Copy out every line of the data that has the word "Downloads" somewhere in it.

DATA PROVIDED:
++++++++++

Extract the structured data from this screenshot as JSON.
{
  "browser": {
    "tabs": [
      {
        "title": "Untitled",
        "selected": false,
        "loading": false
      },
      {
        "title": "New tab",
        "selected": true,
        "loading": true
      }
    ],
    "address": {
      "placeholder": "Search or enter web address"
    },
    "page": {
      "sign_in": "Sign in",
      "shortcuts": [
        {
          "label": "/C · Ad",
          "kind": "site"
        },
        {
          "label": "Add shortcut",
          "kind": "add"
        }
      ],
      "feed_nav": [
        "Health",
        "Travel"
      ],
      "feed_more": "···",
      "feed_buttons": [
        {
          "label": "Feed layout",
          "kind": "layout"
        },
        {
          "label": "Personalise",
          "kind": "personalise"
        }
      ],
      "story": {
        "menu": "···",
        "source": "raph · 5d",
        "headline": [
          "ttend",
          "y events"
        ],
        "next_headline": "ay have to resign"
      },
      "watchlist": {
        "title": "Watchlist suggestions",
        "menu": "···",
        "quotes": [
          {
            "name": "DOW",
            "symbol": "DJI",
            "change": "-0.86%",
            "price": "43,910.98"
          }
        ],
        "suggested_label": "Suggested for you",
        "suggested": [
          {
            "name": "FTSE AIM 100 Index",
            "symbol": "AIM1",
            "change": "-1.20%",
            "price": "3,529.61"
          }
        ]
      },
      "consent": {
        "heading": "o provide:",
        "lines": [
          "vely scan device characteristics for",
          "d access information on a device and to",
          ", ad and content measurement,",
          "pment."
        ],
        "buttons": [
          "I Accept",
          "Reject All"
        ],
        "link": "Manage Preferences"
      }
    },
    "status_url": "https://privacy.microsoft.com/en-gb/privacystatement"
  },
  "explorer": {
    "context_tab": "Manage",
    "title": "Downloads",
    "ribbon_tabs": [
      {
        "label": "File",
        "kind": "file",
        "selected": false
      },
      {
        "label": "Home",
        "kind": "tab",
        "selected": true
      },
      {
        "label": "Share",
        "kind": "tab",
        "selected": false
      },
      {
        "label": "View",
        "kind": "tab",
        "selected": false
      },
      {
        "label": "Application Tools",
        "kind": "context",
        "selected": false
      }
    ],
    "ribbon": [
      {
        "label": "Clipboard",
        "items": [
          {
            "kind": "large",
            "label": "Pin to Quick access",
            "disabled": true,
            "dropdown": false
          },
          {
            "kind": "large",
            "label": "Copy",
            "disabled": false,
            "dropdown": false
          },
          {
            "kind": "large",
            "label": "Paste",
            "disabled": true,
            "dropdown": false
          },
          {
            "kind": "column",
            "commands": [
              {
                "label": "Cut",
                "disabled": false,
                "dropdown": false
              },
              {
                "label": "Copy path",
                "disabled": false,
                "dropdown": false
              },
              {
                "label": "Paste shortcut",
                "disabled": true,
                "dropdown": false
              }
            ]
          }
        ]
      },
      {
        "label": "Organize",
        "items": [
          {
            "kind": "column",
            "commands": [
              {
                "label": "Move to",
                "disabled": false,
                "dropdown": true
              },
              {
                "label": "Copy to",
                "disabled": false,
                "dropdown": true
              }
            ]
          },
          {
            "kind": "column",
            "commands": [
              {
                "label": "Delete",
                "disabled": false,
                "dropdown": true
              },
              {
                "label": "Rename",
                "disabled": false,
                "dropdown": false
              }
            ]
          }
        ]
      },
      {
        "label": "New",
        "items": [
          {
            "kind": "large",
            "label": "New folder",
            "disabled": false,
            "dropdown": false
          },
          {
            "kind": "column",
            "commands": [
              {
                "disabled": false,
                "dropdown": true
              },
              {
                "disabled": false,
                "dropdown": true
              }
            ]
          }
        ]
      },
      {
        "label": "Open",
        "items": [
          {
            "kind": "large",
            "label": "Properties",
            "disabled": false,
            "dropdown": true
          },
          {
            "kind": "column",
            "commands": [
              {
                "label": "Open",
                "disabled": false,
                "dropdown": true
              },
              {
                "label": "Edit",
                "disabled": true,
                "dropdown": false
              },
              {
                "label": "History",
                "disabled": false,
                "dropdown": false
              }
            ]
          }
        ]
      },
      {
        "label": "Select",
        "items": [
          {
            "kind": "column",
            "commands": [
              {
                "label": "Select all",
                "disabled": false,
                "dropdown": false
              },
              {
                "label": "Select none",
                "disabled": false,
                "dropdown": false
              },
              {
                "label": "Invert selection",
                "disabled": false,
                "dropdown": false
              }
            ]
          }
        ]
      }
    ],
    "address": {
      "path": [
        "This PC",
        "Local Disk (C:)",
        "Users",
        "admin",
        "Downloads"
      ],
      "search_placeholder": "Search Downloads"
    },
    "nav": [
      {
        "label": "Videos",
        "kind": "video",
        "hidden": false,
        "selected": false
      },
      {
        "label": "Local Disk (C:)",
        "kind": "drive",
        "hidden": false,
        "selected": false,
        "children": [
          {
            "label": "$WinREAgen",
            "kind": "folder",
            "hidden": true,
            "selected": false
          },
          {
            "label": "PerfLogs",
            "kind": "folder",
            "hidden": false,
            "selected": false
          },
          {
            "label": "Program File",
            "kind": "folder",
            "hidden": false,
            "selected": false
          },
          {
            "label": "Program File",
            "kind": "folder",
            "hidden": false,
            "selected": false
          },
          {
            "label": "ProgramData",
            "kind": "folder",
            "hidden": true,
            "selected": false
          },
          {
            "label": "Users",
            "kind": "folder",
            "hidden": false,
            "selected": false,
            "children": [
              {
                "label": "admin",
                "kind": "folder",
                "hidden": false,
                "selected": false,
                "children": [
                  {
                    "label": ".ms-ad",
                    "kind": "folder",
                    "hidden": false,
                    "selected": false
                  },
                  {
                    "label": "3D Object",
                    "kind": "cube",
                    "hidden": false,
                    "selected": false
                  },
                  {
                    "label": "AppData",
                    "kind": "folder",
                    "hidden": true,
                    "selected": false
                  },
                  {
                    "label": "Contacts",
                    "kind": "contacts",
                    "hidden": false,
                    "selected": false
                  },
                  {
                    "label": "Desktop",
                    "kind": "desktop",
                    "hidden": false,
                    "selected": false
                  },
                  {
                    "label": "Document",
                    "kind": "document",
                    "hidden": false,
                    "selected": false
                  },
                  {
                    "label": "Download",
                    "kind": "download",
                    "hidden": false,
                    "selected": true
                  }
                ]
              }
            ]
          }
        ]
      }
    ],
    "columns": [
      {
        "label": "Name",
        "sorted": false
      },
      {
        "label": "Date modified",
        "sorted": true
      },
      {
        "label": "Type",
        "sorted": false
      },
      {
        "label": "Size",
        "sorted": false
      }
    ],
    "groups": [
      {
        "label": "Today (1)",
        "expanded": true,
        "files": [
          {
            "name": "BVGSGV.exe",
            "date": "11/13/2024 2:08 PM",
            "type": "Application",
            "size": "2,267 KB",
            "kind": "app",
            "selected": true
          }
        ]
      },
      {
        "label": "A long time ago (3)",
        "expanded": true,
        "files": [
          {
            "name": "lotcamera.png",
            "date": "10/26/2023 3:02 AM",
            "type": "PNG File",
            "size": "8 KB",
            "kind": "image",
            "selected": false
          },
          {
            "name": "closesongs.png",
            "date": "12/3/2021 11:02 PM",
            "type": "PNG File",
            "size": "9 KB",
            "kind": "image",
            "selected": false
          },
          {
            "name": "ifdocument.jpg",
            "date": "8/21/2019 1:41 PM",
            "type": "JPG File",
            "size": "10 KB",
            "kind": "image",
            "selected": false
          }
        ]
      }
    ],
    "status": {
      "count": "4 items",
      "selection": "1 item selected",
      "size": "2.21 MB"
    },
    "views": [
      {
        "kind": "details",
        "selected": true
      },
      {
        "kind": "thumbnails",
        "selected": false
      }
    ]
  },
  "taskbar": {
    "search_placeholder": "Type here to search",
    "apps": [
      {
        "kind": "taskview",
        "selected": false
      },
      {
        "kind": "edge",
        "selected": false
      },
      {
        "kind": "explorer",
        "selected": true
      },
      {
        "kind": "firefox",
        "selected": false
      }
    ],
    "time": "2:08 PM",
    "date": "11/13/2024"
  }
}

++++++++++

ANSWER TO THE EXERCISE:
    "title": "Downloads",
        "Downloads"
      "search_placeholder": "Search Downloads"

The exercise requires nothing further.